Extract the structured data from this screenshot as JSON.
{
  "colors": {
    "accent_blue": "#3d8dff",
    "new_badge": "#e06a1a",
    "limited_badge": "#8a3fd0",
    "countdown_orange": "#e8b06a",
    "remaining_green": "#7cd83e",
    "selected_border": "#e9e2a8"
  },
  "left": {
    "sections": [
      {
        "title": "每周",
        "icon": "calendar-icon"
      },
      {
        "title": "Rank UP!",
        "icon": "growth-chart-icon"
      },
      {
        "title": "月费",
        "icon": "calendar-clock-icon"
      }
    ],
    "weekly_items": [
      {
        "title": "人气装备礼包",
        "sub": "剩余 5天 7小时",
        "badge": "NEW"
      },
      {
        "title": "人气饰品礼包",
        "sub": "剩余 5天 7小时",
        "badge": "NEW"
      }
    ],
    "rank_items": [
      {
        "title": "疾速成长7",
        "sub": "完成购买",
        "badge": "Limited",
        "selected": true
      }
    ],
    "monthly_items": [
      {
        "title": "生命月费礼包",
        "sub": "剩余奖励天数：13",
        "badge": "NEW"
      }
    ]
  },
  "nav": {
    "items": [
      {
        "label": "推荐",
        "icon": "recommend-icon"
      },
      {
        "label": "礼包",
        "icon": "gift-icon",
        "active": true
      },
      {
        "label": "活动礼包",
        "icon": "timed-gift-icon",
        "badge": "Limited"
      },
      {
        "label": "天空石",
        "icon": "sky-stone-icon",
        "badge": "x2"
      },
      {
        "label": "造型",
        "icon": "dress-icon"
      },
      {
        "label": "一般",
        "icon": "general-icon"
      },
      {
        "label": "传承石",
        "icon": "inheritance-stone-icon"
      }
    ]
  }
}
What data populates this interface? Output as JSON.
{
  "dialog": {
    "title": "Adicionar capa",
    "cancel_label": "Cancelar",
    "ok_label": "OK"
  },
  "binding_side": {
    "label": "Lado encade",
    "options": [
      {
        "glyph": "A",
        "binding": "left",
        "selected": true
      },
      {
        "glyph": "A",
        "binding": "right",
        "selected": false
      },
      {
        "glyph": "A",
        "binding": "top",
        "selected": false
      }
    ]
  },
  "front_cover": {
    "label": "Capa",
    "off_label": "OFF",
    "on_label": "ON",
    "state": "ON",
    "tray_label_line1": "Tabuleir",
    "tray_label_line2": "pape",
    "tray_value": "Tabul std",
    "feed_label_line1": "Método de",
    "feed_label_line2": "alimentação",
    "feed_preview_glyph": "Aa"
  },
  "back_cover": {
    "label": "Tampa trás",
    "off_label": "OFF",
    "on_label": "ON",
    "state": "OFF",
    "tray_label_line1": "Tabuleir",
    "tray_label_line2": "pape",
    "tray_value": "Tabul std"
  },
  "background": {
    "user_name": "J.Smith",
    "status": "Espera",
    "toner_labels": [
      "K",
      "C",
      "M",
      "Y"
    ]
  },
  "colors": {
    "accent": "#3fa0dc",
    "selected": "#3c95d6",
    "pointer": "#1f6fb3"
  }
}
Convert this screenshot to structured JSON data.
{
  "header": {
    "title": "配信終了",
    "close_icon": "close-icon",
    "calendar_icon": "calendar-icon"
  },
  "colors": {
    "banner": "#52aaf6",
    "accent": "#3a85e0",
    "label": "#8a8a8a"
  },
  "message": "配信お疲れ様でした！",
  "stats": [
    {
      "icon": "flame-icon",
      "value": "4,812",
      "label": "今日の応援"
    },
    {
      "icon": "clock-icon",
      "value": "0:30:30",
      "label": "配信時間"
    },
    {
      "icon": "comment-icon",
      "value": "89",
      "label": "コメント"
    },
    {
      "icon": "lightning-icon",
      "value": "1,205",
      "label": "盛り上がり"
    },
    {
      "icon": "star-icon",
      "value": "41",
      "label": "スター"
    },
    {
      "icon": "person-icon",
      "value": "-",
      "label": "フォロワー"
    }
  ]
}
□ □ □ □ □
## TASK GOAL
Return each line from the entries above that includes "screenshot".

## RESPONSE AREA
Extract the structured data from this screenshot as JSON.
Convert this screenshot to structured JSON data.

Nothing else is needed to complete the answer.